Lyttelton Port gets $440m for quake claims
Lyttelton Port of Christchurch will receive insurance payments totalling nearly $440 million after settling a long-running dispute with insurers over earthquake-related claims.
The listed port company has already received $55.6m of payouts towards repairing damage that resulted from the 2010 and 2011 earthquakes.
Lyttelton and its insurers - Vero, NZI and QBE - have more recently been in a mediation process, including intensive talks, over recent days.
Earlier this morning the port put its shares into a trading halt ahead of a significant announcment.
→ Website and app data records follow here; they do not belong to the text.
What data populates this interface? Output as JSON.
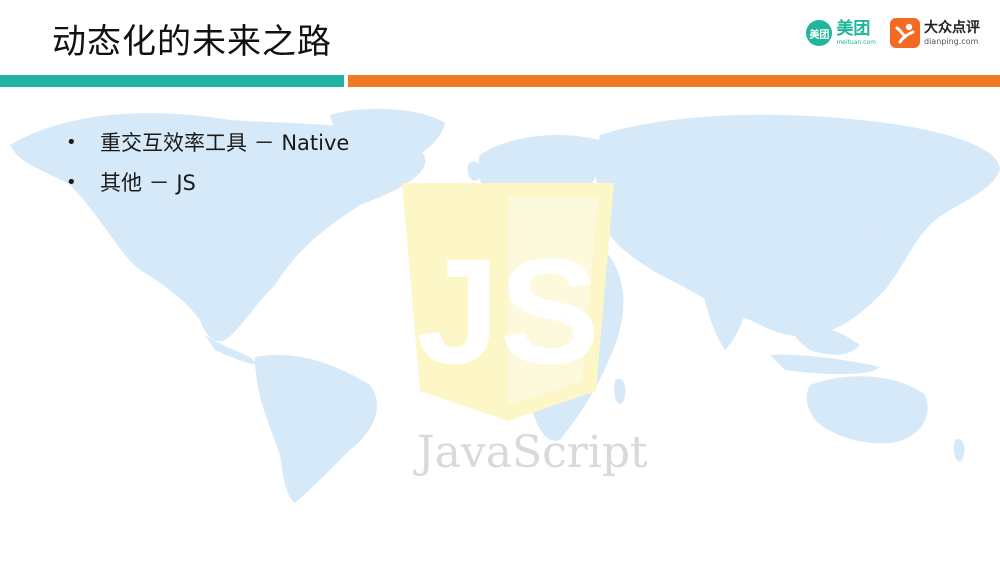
{
  "slide": {
    "title": "动态化的未来之路",
    "bullets": [
      {
        "text": "重交互效率工具 － Native"
      },
      {
        "text": "其他 －  JS"
      }
    ]
  },
  "logos": {
    "meituan": {
      "badge": "美团",
      "name": "美团",
      "domain": "meituan.com"
    },
    "dianping": {
      "name": "大众点评",
      "domain": "dianping.com"
    }
  },
  "background": {
    "js_logo_text": "JavaScript"
  },
  "colors": {
    "teal": "#23b3a5",
    "orange": "#f07a22",
    "map": "#d6e9f8",
    "js_shield": "#fdf6c7"
  }
}
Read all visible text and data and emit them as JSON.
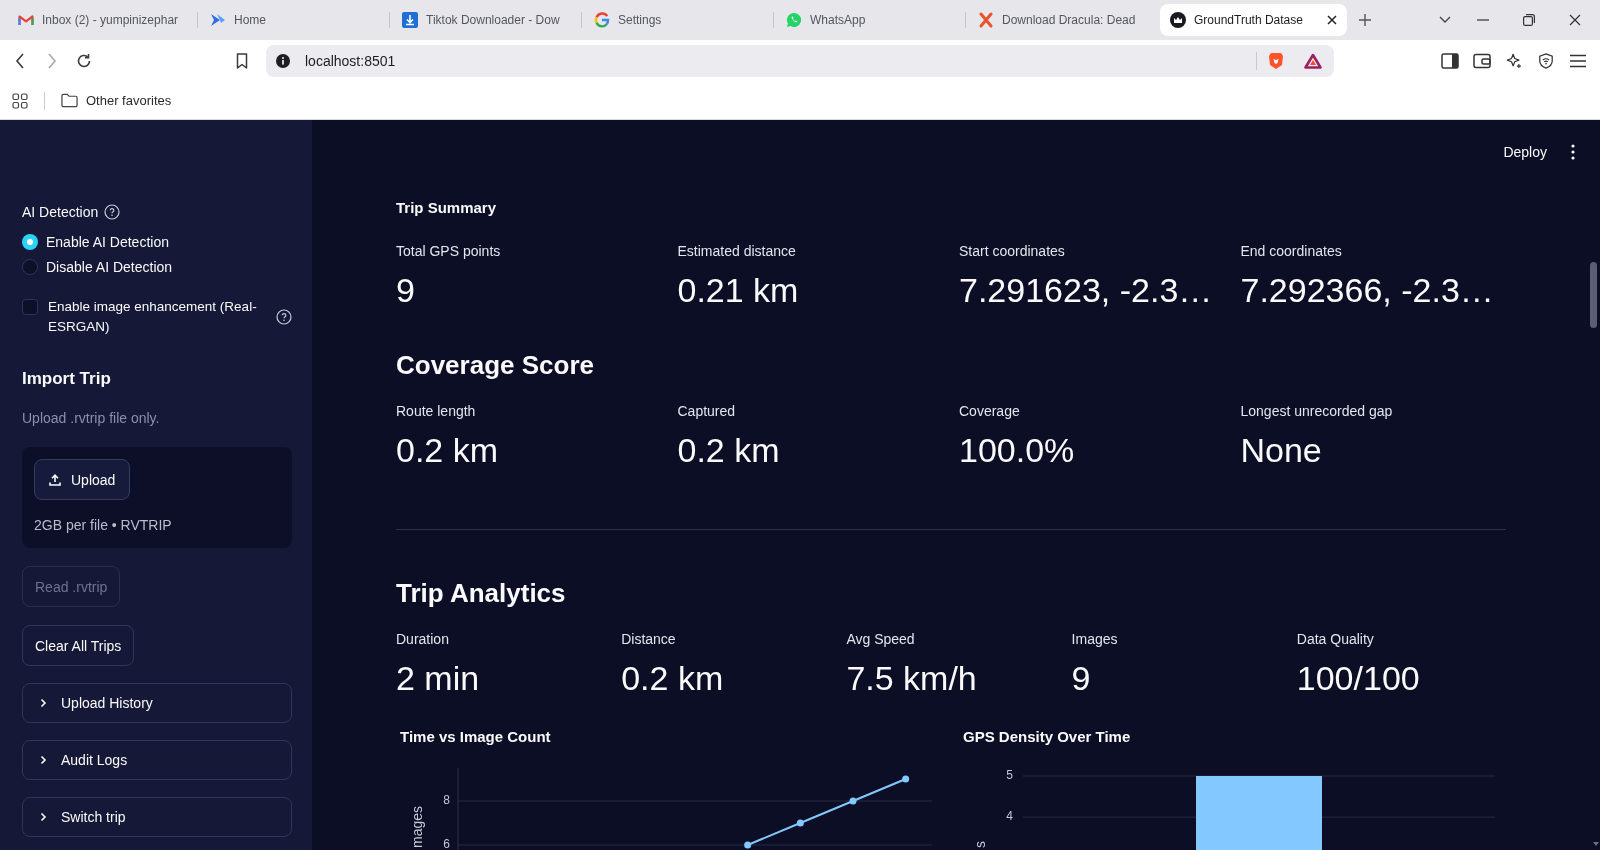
{
  "browser": {
    "tabs": [
      {
        "title": "Inbox (2) - yumpinizephar",
        "selected": false
      },
      {
        "title": "Home",
        "selected": false
      },
      {
        "title": "Tiktok Downloader - Dow",
        "selected": false
      },
      {
        "title": "Settings",
        "selected": false
      },
      {
        "title": "WhatsApp",
        "selected": false
      },
      {
        "title": "Download Dracula: Dead",
        "selected": false
      },
      {
        "title": "GroundTruth Datase",
        "selected": true
      }
    ],
    "address_bar": {
      "url": "localhost:8501"
    },
    "bookmarks": [
      {
        "label": "Other favorites"
      }
    ]
  },
  "header": {
    "deploy": "Deploy"
  },
  "sidebar": {
    "ai_detection": {
      "label": "AI Detection",
      "options": [
        {
          "label": "Enable AI Detection",
          "selected": true
        },
        {
          "label": "Disable AI Detection",
          "selected": false
        }
      ]
    },
    "enhancement": {
      "label": "Enable image enhancement (Real-ESRGAN)",
      "checked": false
    },
    "import": {
      "title": "Import Trip",
      "hint": "Upload .rvtrip file only.",
      "upload_button": "Upload",
      "limits": "2GB per file • RVTRIP"
    },
    "buttons": [
      {
        "label": "Read .rvtrip",
        "disabled": true
      },
      {
        "label": "Clear All Trips",
        "disabled": false
      }
    ],
    "expanders": [
      {
        "label": "Upload History",
        "expanded": false
      },
      {
        "label": "Audit Logs",
        "expanded": false
      },
      {
        "label": "Switch trip",
        "expanded": false
      }
    ]
  },
  "trip_summary": {
    "title": "Trip Summary",
    "metrics": [
      {
        "label": "Total GPS points",
        "value": "9"
      },
      {
        "label": "Estimated distance",
        "value": "0.21 km"
      },
      {
        "label": "Start coordinates",
        "value": "7.291623, -2.3…"
      },
      {
        "label": "End coordinates",
        "value": "7.292366, -2.3…"
      }
    ]
  },
  "coverage_score": {
    "title": "Coverage Score",
    "metrics": [
      {
        "label": "Route length",
        "value": "0.2 km"
      },
      {
        "label": "Captured",
        "value": "0.2 km"
      },
      {
        "label": "Coverage",
        "value": "100.0%"
      },
      {
        "label": "Longest unrecorded gap",
        "value": "None"
      }
    ]
  },
  "trip_analytics": {
    "title": "Trip Analytics",
    "metrics": [
      {
        "label": "Duration",
        "value": "2 min"
      },
      {
        "label": "Distance",
        "value": "0.2 km"
      },
      {
        "label": "Avg Speed",
        "value": "7.5 km/h"
      },
      {
        "label": "Images",
        "value": "9"
      },
      {
        "label": "Data Quality",
        "value": "100/100"
      }
    ]
  },
  "charts": [
    {
      "chart_data": {
        "type": "line",
        "title": "Time vs Image Count",
        "ylabel": "mages",
        "ylim": [
          6,
          9.5
        ],
        "yticks": [
          6,
          8
        ],
        "series": [
          {
            "color": "#83c9ff",
            "marker": "circle",
            "values": [
              null,
              null,
              null,
              null,
              null,
              6,
              7,
              8,
              9
            ]
          }
        ]
      }
    },
    {
      "chart_data": {
        "type": "bar",
        "title": "GPS Density Over Time",
        "ylabel": "s",
        "ylim": [
          3.2,
          5
        ],
        "yticks": [
          4,
          5
        ],
        "series": [
          {
            "color": "#83c9ff",
            "values": [
              5
            ]
          }
        ]
      }
    }
  ]
}
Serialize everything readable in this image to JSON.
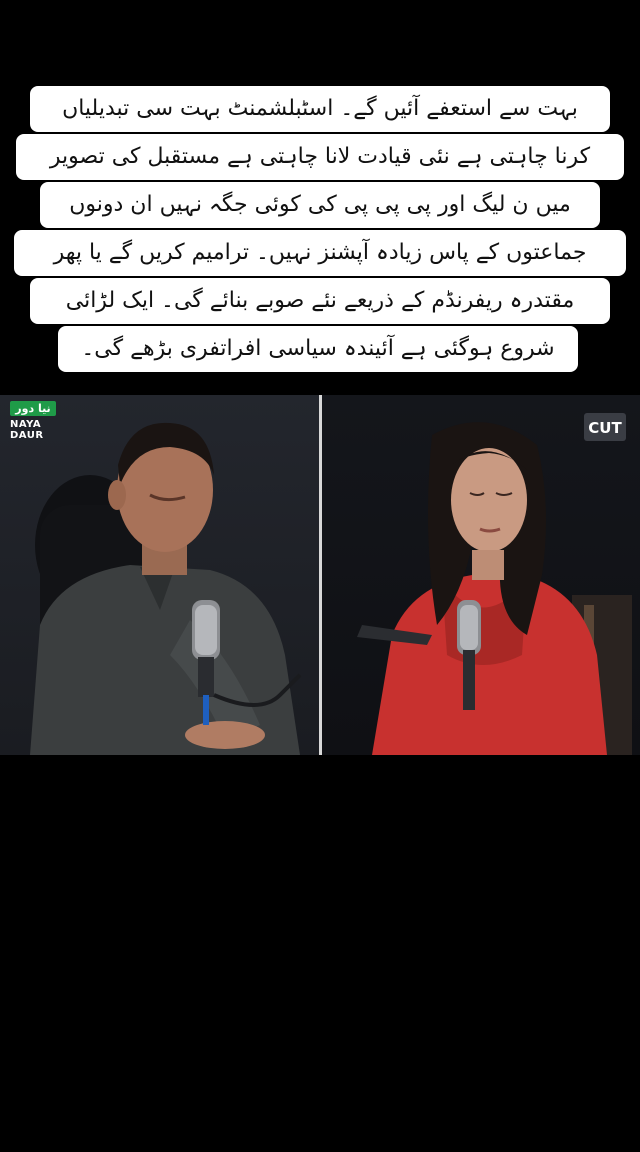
{
  "caption": {
    "lines": [
      "بہت سے استعفے آئیں گے۔ اسٹبلشمنٹ بہت سی تبدیلیاں",
      "کرنا چاہتی ہے نئی قیادت لانا چاہتی ہے مستقبل کی تصویر",
      "میں ن لیگ اور پی پی پی کی کوئی جگہ نہیں ان دونوں",
      "جماعتوں کے پاس زیادہ آپشنز نہیں۔ ترامیم کریں گے یا پھر",
      "مقتدرہ ریفرنڈم کے ذریعے نئے صوبے بنائے گی۔ ایک لڑائی",
      "شروع ہوگئی ہے آئیندہ سیاسی افراتفری بڑھے گی۔"
    ]
  },
  "video": {
    "left_logo": {
      "urdu": "نیا دور",
      "line1": "NAYA",
      "line2": "DAUR",
      "icon": "naya-daur-logo"
    },
    "right_logo": {
      "small": "",
      "text": "CUT",
      "icon": "cut-logo"
    },
    "colors": {
      "accent_green": "#1f9b48",
      "shirt_red": "#c8312f",
      "shirt_dark": "#3b3e3f"
    }
  }
}
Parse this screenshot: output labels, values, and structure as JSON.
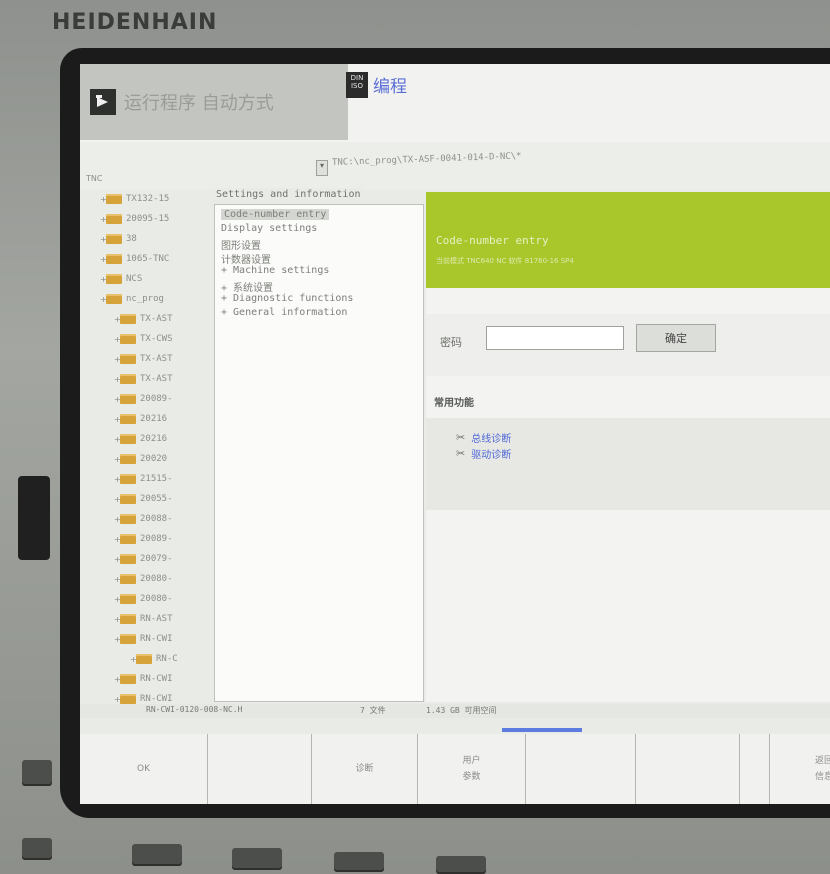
{
  "brand": "HEIDENHAIN",
  "modes": {
    "run_label": "运行程序 自动方式",
    "prog_icon_text": "DIN ISO",
    "prog_label": "编程"
  },
  "path": {
    "root": "TNC",
    "current": "TNC:\\nc_prog\\TX-ASF-0041-014-D-NC\\*"
  },
  "tree": [
    "TX132-15",
    "20095-15",
    "38",
    "1065-TNC",
    "NCS",
    "nc_prog",
    "TX-AST",
    "TX-CWS",
    "TX-AST",
    "TX-AST",
    "20089-",
    "20216",
    "20216",
    "20020",
    "21515-",
    "20055-",
    "20088-",
    "20089-",
    "20079-",
    "20080-",
    "20080-",
    "RN-AST",
    "RN-CWI",
    "RN-C",
    "RN-CWI",
    "RN-CWI"
  ],
  "settings": {
    "title": "Settings and information",
    "items": [
      "Code-number entry",
      "Display settings",
      "图形设置",
      "计数器设置",
      "+ Machine settings",
      "+ 系统设置",
      "+ Diagnostic functions",
      "+ General information"
    ]
  },
  "panel": {
    "header_title": "Code-number entry",
    "header_sub": "当前模式 TNC640     NC 软件 81760-16 SP4",
    "password_label": "密码",
    "password_value": "",
    "ok_button": "确定",
    "common_title": "常用功能",
    "links": [
      "总线诊断",
      "驱动诊断"
    ]
  },
  "status": {
    "file": "RN-CWI-0120-008-NC.H",
    "count": "7 文件",
    "space": "1.43 GB 可用空间"
  },
  "softkeys": [
    {
      "line1": "OK",
      "line2": ""
    },
    {
      "line1": "",
      "line2": ""
    },
    {
      "line1": "诊断",
      "line2": ""
    },
    {
      "line1": "用户",
      "line2": "参数"
    },
    {
      "line1": "",
      "line2": ""
    },
    {
      "line1": "",
      "line2": ""
    },
    {
      "line1": "",
      "line2": ""
    },
    {
      "line1": "返回",
      "line2": "信息"
    }
  ],
  "colors": {
    "header_green": "#a9c72a",
    "link_blue": "#4e66d8",
    "folder": "#d6a23a"
  }
}
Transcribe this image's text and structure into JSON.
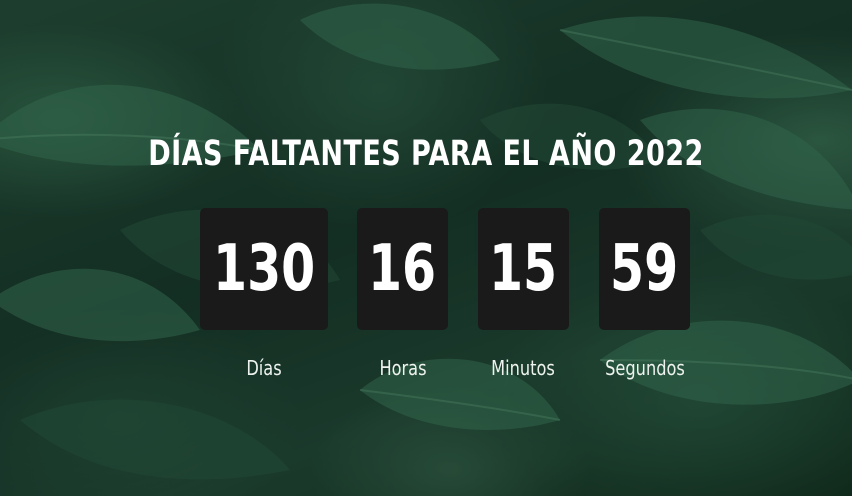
{
  "title": "DÍAS FALTANTES PARA EL AÑO 2022",
  "countdown": [
    {
      "value": "130",
      "label": "Días"
    },
    {
      "value": "16",
      "label": "Horas"
    },
    {
      "value": "15",
      "label": "Minutos"
    },
    {
      "value": "59",
      "label": "Segundos"
    }
  ],
  "colors": {
    "box_background": "#1a1a1a",
    "text": "#ffffff",
    "background": "#1c3d2e"
  },
  "background_image": "green leaves with water droplets"
}
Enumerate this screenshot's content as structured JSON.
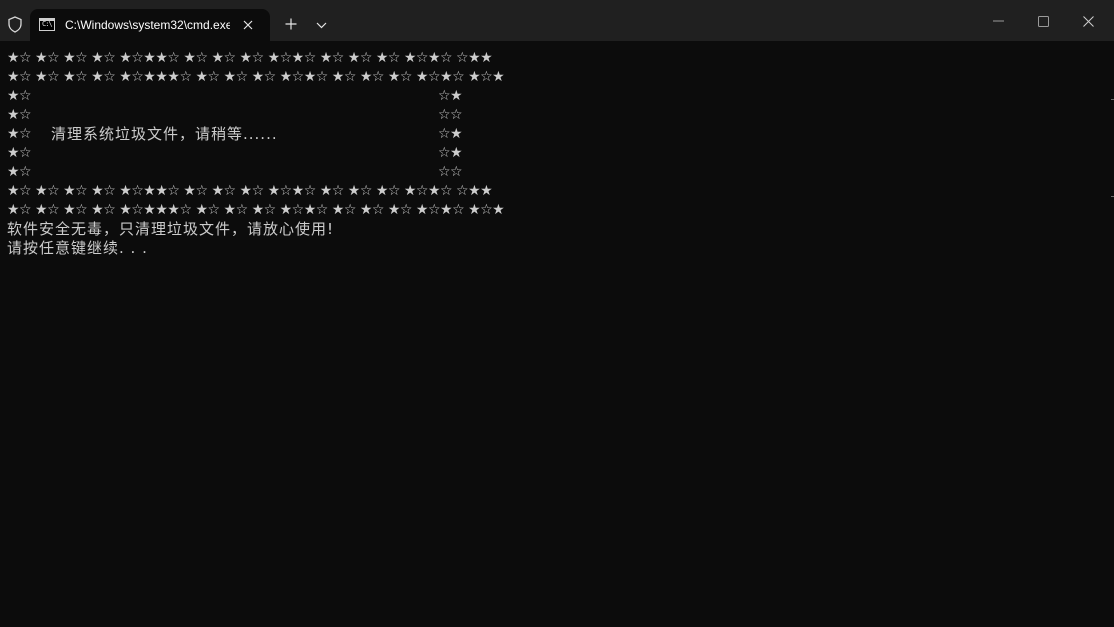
{
  "window": {
    "tab_title": "C:\\Windows\\system32\\cmd.exe",
    "tab_icon_text": "C:\\",
    "colors": {
      "titlebar": "#202020",
      "console_bg": "#0c0c0c",
      "console_fg": "#cccccc",
      "tab_text": "#ffffff"
    }
  },
  "titlebar": {
    "icons": [
      "shield-icon",
      "terminal-icon",
      "close-icon",
      "plus-icon",
      "chevron-down-icon",
      "minimize-icon",
      "maximize-icon",
      "window-close-icon"
    ]
  },
  "console": {
    "border_row": "★☆ ★☆ ★☆ ★☆ ★☆★★☆ ★☆ ★☆ ★☆ ★☆★☆ ★☆ ★☆ ★☆ ★☆★☆ ☆★★",
    "border_row_2": "★☆ ★☆ ★☆ ★☆ ★☆★★★☆ ★☆ ★☆ ★☆ ★☆★☆ ★☆ ★☆ ★☆ ★☆★☆ ★☆★",
    "left_edge_a": "★☆",
    "left_edge_b": "★☆",
    "right_edge_a": "☆★",
    "right_edge_b": "☆☆",
    "message": "清理系统垃圾文件，请稍等......",
    "info_line": "软件安全无毒，只清理垃圾文件，请放心使用!",
    "pause_line": "请按任意键继续. . ."
  }
}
That halt has now been lifted.
Lyttelton port today said the outcome of that mediated process was that all the various claims of the company against its three insurers under material damage, business interruption and contract works insurance policies have been settled with the insurers.
The claims arose out of the September 2010, February 2011 and June 2011 earthquakes.
The settlements involve the payment in aggregate by the three insurers of $438.3m plus GST.
This was a gross amount of $450m minus deductibles of $11.7m in full and final settlement of the claims.
The company has already received payments from its insurers of $55.6 million, so the total amount remaining to be paid by the insurers in respect of all claims will be $382.7m plus GST.
Payment will be made in full by February 28 next year.
All the payouts received are to be used in the rebuilding and reinstatement of Lyttelton Port's facilities.
About $66m had already been spent, the company said in a statement.
''The port has flexibility on how and when assets will be reinstated.''
Lyttelton port said one outstanding matter remained with a third party that might result in the company making an additional recovery.
It was not in a position to provide further details at this time.
LPC chairman Trevor Burt said it had been a constructive mediation process.
"Both parties are satisfied with the outcome, coming three-and-a-half years after the first earthquake in September 2010, and recognising the complexity of the claims.
''This enables LPC to rebuild the port, with freedom to optimise facilities for the future.''
The port was now looking to put in place contract works insurance cover, including earthquake cover, for the rebuild programme, Burt said.
Work was progressing on the rebuild of Cashin Quay 2 and the company expected to be able to fully insure the asset (including for earthquake) when the reinstatement was completed.
It is anticipated that as the overall programme progresses, all assets will be able to be fully insured.
Lyttelton Port shares last traded at $2.41. They are 38 cents or nearly 19 per cent higher than they were trading 12 months ago.